Start of Block

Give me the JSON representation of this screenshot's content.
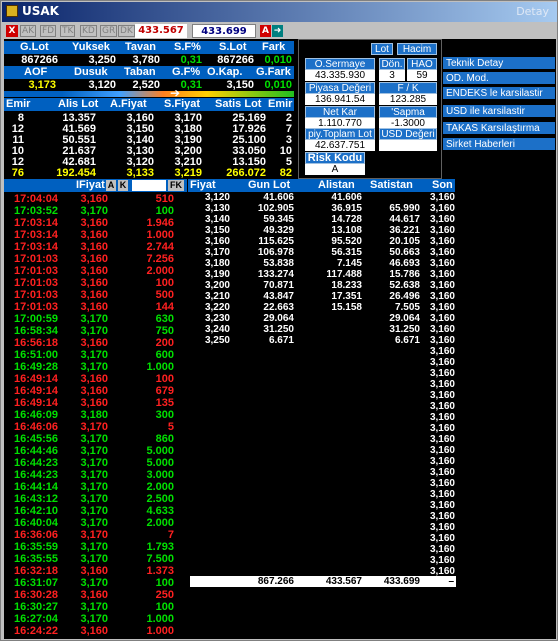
{
  "window": {
    "title": "USAK",
    "right_label": "Detay"
  },
  "toolbar": {
    "close": "X",
    "buttons": [
      "AK",
      "FD",
      "TK",
      "KD",
      "GR",
      "DK"
    ],
    "price_sell": "433.567",
    "price_buy": "433.699",
    "a_label": "A",
    "arrow": "➜"
  },
  "summary": {
    "headers1": [
      "G.Lot",
      "Yuksek",
      "Tavan",
      "S.F%",
      "S.Lot",
      "Fark"
    ],
    "values1": [
      "867266",
      "3,250",
      "3,780",
      "0,31",
      "867266",
      "0,010"
    ],
    "headers2": [
      "AOF",
      "Dusuk",
      "Taban",
      "G.F%",
      "O.Kap.",
      "G.Fark"
    ],
    "values2": [
      "3,173",
      "3,120",
      "2,520",
      "0,31",
      "3,150",
      "0,010"
    ]
  },
  "depth": {
    "headers": [
      "Emir",
      "Alis Lot",
      "A.Fiyat",
      "S.Fiyat",
      "Satis Lot",
      "Emir"
    ],
    "rows": [
      [
        "8",
        "13.357",
        "3,160",
        "3,170",
        "25.169",
        "2"
      ],
      [
        "12",
        "41.569",
        "3,150",
        "3,180",
        "17.926",
        "7"
      ],
      [
        "11",
        "50.551",
        "3,140",
        "3,190",
        "25.100",
        "3"
      ],
      [
        "10",
        "21.637",
        "3,130",
        "3,200",
        "33.050",
        "10"
      ],
      [
        "12",
        "42.681",
        "3,120",
        "3,210",
        "13.150",
        "5"
      ]
    ],
    "totals": [
      "76",
      "192.454",
      "3,133",
      "3,219",
      "266.072",
      "82"
    ]
  },
  "info_panel": {
    "lot_button": "Lot",
    "hacim_button": "Hacim",
    "o_sermaye_label": "O.Sermaye",
    "o_sermaye_value": "43.335.930",
    "don_label": "Dön.",
    "don_value": "3",
    "hao_label": "HAO",
    "hao_value": "59",
    "piyasa_label": "Piyasa Değeri",
    "piyasa_value": "136.941.54",
    "fk_label": "F / K",
    "fk_value": "123.285",
    "net_kar_label": "Net Kar",
    "net_kar_value": "1.110.770",
    "sapma_label": "'Sapma",
    "sapma_value": "-1.3000",
    "piy_toplam_label": "piy.Toplam Lot",
    "piy_toplam_value": "42.637.751",
    "usd_label": "USD Değeri",
    "usd_value": "",
    "risk_label": "Risk Kodu",
    "risk_value": "A"
  },
  "right_menu": [
    "Teknik Detay",
    "OD. Mod.",
    "ENDEKS le karsilastir",
    "USD ile karsilastir",
    "TAKAS Karsılaştırma",
    "Sirket Haberleri"
  ],
  "trades": {
    "headers": {
      "fiyat": "IFiyat",
      "a": "A",
      "k": "K",
      "fk": "FK"
    },
    "rows": [
      [
        "17:04:04",
        "3,160",
        "510",
        "r"
      ],
      [
        "17:03:52",
        "3,170",
        "100",
        "g"
      ],
      [
        "17:03:14",
        "3,160",
        "1.946",
        "r"
      ],
      [
        "17:03:14",
        "3,160",
        "1.000",
        "r"
      ],
      [
        "17:03:14",
        "3,160",
        "2.744",
        "r"
      ],
      [
        "17:01:03",
        "3,160",
        "7.256",
        "r"
      ],
      [
        "17:01:03",
        "3,160",
        "2.000",
        "r"
      ],
      [
        "17:01:03",
        "3,160",
        "100",
        "r"
      ],
      [
        "17:01:03",
        "3,160",
        "500",
        "r"
      ],
      [
        "17:01:03",
        "3,160",
        "144",
        "r"
      ],
      [
        "17:00:59",
        "3,170",
        "630",
        "g"
      ],
      [
        "16:58:34",
        "3,170",
        "750",
        "g"
      ],
      [
        "16:56:18",
        "3,160",
        "200",
        "r"
      ],
      [
        "16:51:00",
        "3,170",
        "600",
        "g"
      ],
      [
        "16:49:28",
        "3,170",
        "1.000",
        "g"
      ],
      [
        "16:49:14",
        "3,160",
        "100",
        "r"
      ],
      [
        "16:49:14",
        "3,160",
        "679",
        "r"
      ],
      [
        "16:49:14",
        "3,160",
        "135",
        "r"
      ],
      [
        "16:46:09",
        "3,180",
        "300",
        "g"
      ],
      [
        "16:46:06",
        "3,170",
        "5",
        "r"
      ],
      [
        "16:45:56",
        "3,170",
        "860",
        "g"
      ],
      [
        "16:44:46",
        "3,170",
        "5.000",
        "g"
      ],
      [
        "16:44:23",
        "3,170",
        "5.000",
        "g"
      ],
      [
        "16:44:23",
        "3,170",
        "3.000",
        "g"
      ],
      [
        "16:44:14",
        "3,170",
        "2.000",
        "g"
      ],
      [
        "16:43:12",
        "3,170",
        "2.500",
        "g"
      ],
      [
        "16:42:10",
        "3,170",
        "4.633",
        "g"
      ],
      [
        "16:40:04",
        "3,170",
        "2.000",
        "g"
      ],
      [
        "16:36:06",
        "3,170",
        "7",
        "r"
      ],
      [
        "16:35:59",
        "3,170",
        "1.793",
        "g"
      ],
      [
        "16:35:55",
        "3,170",
        "7.500",
        "g"
      ],
      [
        "16:32:18",
        "3,160",
        "1.373",
        "r"
      ],
      [
        "16:31:07",
        "3,170",
        "100",
        "g"
      ],
      [
        "16:30:28",
        "3,160",
        "250",
        "r"
      ],
      [
        "16:30:27",
        "3,170",
        "100",
        "g"
      ],
      [
        "16:27:04",
        "3,170",
        "1.000",
        "g"
      ],
      [
        "16:24:22",
        "3,160",
        "1.000",
        "r"
      ]
    ]
  },
  "dist": {
    "headers": [
      "Fiyat",
      "Gun Lot",
      "Alistan",
      "Satistan",
      "Son"
    ],
    "rows": [
      [
        "3,120",
        "41.606",
        "41.606",
        "",
        ""
      ],
      [
        "3,130",
        "102.905",
        "36.915",
        "65.990",
        ""
      ],
      [
        "3,140",
        "59.345",
        "14.728",
        "44.617",
        ""
      ],
      [
        "3,150",
        "49.329",
        "13.108",
        "36.221",
        ""
      ],
      [
        "3,160",
        "115.625",
        "95.520",
        "20.105",
        ""
      ],
      [
        "3,170",
        "106.978",
        "56.315",
        "50.663",
        ""
      ],
      [
        "3,180",
        "53.838",
        "7.145",
        "46.693",
        ""
      ],
      [
        "3,190",
        "133.274",
        "117.488",
        "15.786",
        ""
      ],
      [
        "3,200",
        "70.871",
        "18.233",
        "52.638",
        ""
      ],
      [
        "3,210",
        "43.847",
        "17.351",
        "26.496",
        ""
      ],
      [
        "3,220",
        "22.663",
        "15.158",
        "7.505",
        ""
      ],
      [
        "3,230",
        "29.064",
        "",
        "29.064",
        ""
      ],
      [
        "3,240",
        "31.250",
        "",
        "31.250",
        ""
      ],
      [
        "3,250",
        "6.671",
        "",
        "6.671",
        ""
      ]
    ],
    "son_values": [
      "3,160",
      "3,160",
      "3,160",
      "3,160",
      "3,160",
      "3,160",
      "3,160",
      "3,160",
      "3,160",
      "3,160",
      "3,160",
      "3,160",
      "3,160",
      "3,160",
      "3,160",
      "3,160",
      "3,160",
      "3,160",
      "3,160",
      "3,160",
      "3,160",
      "3,160",
      "3,160",
      "3,160",
      "3,160",
      "3,160",
      "3,160",
      "3,160",
      "3,160",
      "3,160",
      "3,160",
      "3,160",
      "3,160",
      "3,160",
      "3,160",
      "3,160",
      "3,160",
      "3,160",
      "3,160",
      "3,160",
      "3,160",
      "3,160",
      "3,160",
      "3,160",
      "3,160",
      "3,160",
      "3,160",
      "3,160",
      "3,160",
      "3,160",
      "3,160",
      "3,160",
      "3,160",
      "3,160",
      "3,160",
      "3,160",
      "3,160",
      "3,160",
      "3,160",
      "3,160",
      "3,160",
      "3,160",
      "3,160",
      "3,160",
      "3,160",
      "3,160",
      "3,160",
      "3,160",
      "3,160",
      "3,160",
      "3,160",
      "3,160",
      "3,160",
      "3,160",
      "3,160",
      "3,160",
      "3,160",
      "3,160",
      "3,160",
      "3,160",
      "3,160",
      "3,160",
      "3,160",
      "3,160",
      "3,160",
      "3,160",
      "3,160",
      "3,160",
      "3,160",
      "3,160",
      "3,160",
      "3,160",
      "3,160",
      "3,160",
      "3,160",
      "3,160",
      "3,160",
      "3,160",
      "3,160",
      "3,160",
      "3,160",
      "3,160",
      "3,160",
      "3,160"
    ],
    "totals": [
      "867.266",
      "433.567",
      "433.699",
      "–"
    ]
  }
}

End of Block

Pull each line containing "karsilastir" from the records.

    "ENDEKS le karsilastir",
    "USD ile karsilastir",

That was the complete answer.